> [What is required]: All of the data below must be reproduced word for word, but without its images.

> [Records provided]:
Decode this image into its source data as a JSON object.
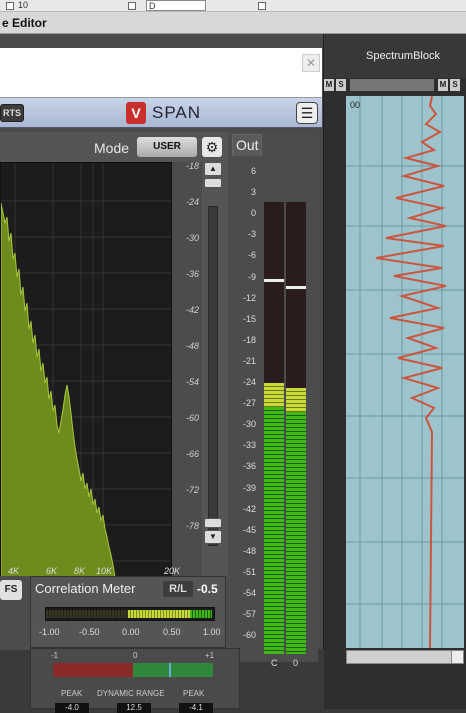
{
  "editor": {
    "title": "e Editor",
    "top_numeral": "10",
    "top_field": "D"
  },
  "plugin": {
    "close_glyph": "✕",
    "charts_label": "RTS",
    "logo_glyph": "V",
    "name": "SPAN",
    "menu_glyph": "☰",
    "mode_label": "Mode",
    "mode_value": "USER",
    "gear_glyph": "⚙",
    "y_ticks": [
      "-18",
      "-24",
      "-30",
      "-36",
      "-42",
      "-48",
      "-54",
      "-60",
      "-66",
      "-72",
      "-78"
    ],
    "x_ticks": [
      "4K",
      "6K",
      "8K",
      "10K",
      "20K"
    ],
    "scroll_up_glyph": "▲",
    "scroll_down_glyph": "▼",
    "play_glyph": "▶",
    "diamond_glyph": "◆"
  },
  "out_meter": {
    "tab_label": "Out",
    "scale": [
      "6",
      "3",
      "0",
      "-3",
      "-6",
      "-9",
      "-12",
      "-15",
      "-18",
      "-21",
      "-24",
      "-27",
      "-30",
      "-33",
      "-36",
      "-39",
      "-42",
      "-45",
      "-48",
      "-51",
      "-54",
      "-57",
      "-60"
    ],
    "channels": [
      "C",
      "0"
    ],
    "levels_db": [
      -20.5,
      -21.2
    ],
    "peaks_db": [
      -5.2,
      -6.3
    ]
  },
  "bottom": {
    "lufs_label": "FS",
    "correlation_title": "Correlation Meter",
    "rl_label": "R/L",
    "correlation_value": "-0.5",
    "corr_ticks": [
      "-1.00",
      "-0.50",
      "0.00",
      "0.50",
      "1.00"
    ],
    "dr_scale": [
      "-1",
      "0",
      "+1"
    ],
    "peak_label": "PEAK",
    "dynamic_range_label": "DYNAMIC RANGE",
    "peak_left": "-4.0",
    "dynamic_range_value": "12.5",
    "peak_right": "-4.1"
  },
  "track": {
    "name": "SpectrumBlock",
    "m_label": "M",
    "s_label": "S",
    "clip_label": "00"
  },
  "colors": {
    "spectrum_fill": "#6e8c1e",
    "meter_green": "#3fb818",
    "meter_yellow": "#c8d838",
    "lane_bg": "#9dc4cc",
    "waveform": "#d04a30"
  }
}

> [Response below]:
Decode this image into its source data as a JSON object.
{
  "editor": {
    "title": "e Editor",
    "top_numeral": "10",
    "top_field": "D"
  },
  "plugin": {
    "close_glyph": "✕",
    "charts_label": "RTS",
    "logo_glyph": "V",
    "name": "SPAN",
    "menu_glyph": "☰",
    "mode_label": "Mode",
    "mode_value": "USER",
    "gear_glyph": "⚙",
    "y_ticks": [
      "-18",
      "-24",
      "-30",
      "-36",
      "-42",
      "-48",
      "-54",
      "-60",
      "-66",
      "-72",
      "-78"
    ],
    "x_ticks": [
      "4K",
      "6K",
      "8K",
      "10K",
      "20K"
    ],
    "scroll_up_glyph": "▲",
    "scroll_down_glyph": "▼",
    "play_glyph": "▶",
    "diamond_glyph": "◆"
  },
  "out_meter": {
    "tab_label": "Out",
    "scale": [
      "6",
      "3",
      "0",
      "-3",
      "-6",
      "-9",
      "-12",
      "-15",
      "-18",
      "-21",
      "-24",
      "-27",
      "-30",
      "-33",
      "-36",
      "-39",
      "-42",
      "-45",
      "-48",
      "-51",
      "-54",
      "-57",
      "-60"
    ],
    "channels": [
      "C",
      "0"
    ],
    "levels_db": [
      -20.5,
      -21.2
    ],
    "peaks_db": [
      -5.2,
      -6.3
    ]
  },
  "bottom": {
    "lufs_label": "FS",
    "correlation_title": "Correlation Meter",
    "rl_label": "R/L",
    "correlation_value": "-0.5",
    "corr_ticks": [
      "-1.00",
      "-0.50",
      "0.00",
      "0.50",
      "1.00"
    ],
    "dr_scale": [
      "-1",
      "0",
      "+1"
    ],
    "peak_label": "PEAK",
    "dynamic_range_label": "DYNAMIC RANGE",
    "peak_left": "-4.0",
    "dynamic_range_value": "12.5",
    "peak_right": "-4.1"
  },
  "track": {
    "name": "SpectrumBlock",
    "m_label": "M",
    "s_label": "S",
    "clip_label": "00"
  },
  "colors": {
    "spectrum_fill": "#6e8c1e",
    "meter_green": "#3fb818",
    "meter_yellow": "#c8d838",
    "lane_bg": "#9dc4cc",
    "waveform": "#d04a30"
  }
}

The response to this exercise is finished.